With one more milestone in the books, flying car builder Terrafugia is another step closer to launching its Transition model, as shown at April's New York Auto Show. The Terrafugia Transition has just completed the first of six flight test trials, required before the Federal Aviation Administration will certify the craft and allow customer deliveries.
As The Wall Street Journal reports, the initial flight test rated the craft’s handling (both with and without engine power), its flight stability, engine cooling functionality and optimum propeller settings for various conditions.
Simultaneously, the Transition is also undergoing road testing, which will identify any potential flaws in the vehicle’s on-road behavior before it heads to market in a year or two.

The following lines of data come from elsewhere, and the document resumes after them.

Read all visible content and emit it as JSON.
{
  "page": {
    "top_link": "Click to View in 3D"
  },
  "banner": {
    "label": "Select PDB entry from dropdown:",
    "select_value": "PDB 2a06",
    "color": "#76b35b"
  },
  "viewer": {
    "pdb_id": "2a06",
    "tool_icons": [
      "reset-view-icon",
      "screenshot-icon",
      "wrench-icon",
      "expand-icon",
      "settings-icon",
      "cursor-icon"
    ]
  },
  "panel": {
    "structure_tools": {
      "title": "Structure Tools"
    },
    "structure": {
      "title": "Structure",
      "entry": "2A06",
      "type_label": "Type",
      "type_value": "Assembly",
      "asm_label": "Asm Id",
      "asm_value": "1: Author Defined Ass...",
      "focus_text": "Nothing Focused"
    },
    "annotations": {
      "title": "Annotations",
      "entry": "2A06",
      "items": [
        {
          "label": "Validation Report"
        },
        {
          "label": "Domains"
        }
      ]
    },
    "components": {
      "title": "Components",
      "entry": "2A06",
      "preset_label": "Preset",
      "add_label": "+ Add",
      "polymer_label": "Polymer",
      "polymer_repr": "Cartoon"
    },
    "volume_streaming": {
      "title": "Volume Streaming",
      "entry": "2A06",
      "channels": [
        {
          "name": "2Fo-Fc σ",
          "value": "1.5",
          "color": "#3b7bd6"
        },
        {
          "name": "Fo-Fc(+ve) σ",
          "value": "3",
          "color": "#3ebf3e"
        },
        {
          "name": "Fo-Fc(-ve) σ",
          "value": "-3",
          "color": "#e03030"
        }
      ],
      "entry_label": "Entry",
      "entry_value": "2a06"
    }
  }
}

Calling the Transition a “flying car” is a bit of a misnomer, since even the manufacturer describes it as a “roadable aircraft.” In other words, the Transition is designed to be flown from point to point, with the ancillary capability of then driving a short distance from airport to destination.

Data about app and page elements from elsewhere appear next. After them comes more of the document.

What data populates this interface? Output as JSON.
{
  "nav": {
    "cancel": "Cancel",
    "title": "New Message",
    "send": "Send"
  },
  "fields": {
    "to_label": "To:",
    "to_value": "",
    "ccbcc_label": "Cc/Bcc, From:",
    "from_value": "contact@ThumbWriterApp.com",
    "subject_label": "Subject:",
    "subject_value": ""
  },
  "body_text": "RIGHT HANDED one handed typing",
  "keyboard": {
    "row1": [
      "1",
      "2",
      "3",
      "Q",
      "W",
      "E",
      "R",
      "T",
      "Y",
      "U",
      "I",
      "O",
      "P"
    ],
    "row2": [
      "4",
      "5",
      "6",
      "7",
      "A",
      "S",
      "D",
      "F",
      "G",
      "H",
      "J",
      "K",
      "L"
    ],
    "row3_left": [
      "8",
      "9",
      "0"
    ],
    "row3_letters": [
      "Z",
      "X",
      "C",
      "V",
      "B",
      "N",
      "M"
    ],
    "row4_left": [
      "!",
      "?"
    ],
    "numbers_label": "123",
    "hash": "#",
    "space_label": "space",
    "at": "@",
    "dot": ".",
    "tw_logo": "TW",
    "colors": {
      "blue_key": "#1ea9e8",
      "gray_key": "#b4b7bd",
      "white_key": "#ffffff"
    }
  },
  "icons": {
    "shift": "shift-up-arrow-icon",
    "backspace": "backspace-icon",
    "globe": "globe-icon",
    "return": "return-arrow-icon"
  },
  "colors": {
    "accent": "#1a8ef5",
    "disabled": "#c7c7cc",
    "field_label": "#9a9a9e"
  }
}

The base price for a Terrafugia Transition is expected to be $279,000, and a $10,000 deposit is required to place an order and get your name in the delivery queue. You’ll also need to have a Sport Pilot license by the time your Transition is delivered, which itself requires at least 20 hours of flight time.
We’re not pilots, nor do we play them on TV, but we’re glad to see the Transition progressing through the steps necessary to bring it to market. Sure, its appeal will be limited and it’s not exactly what we imagined flying cars of the future would look (or function) like, but you’ve got to start somewhere.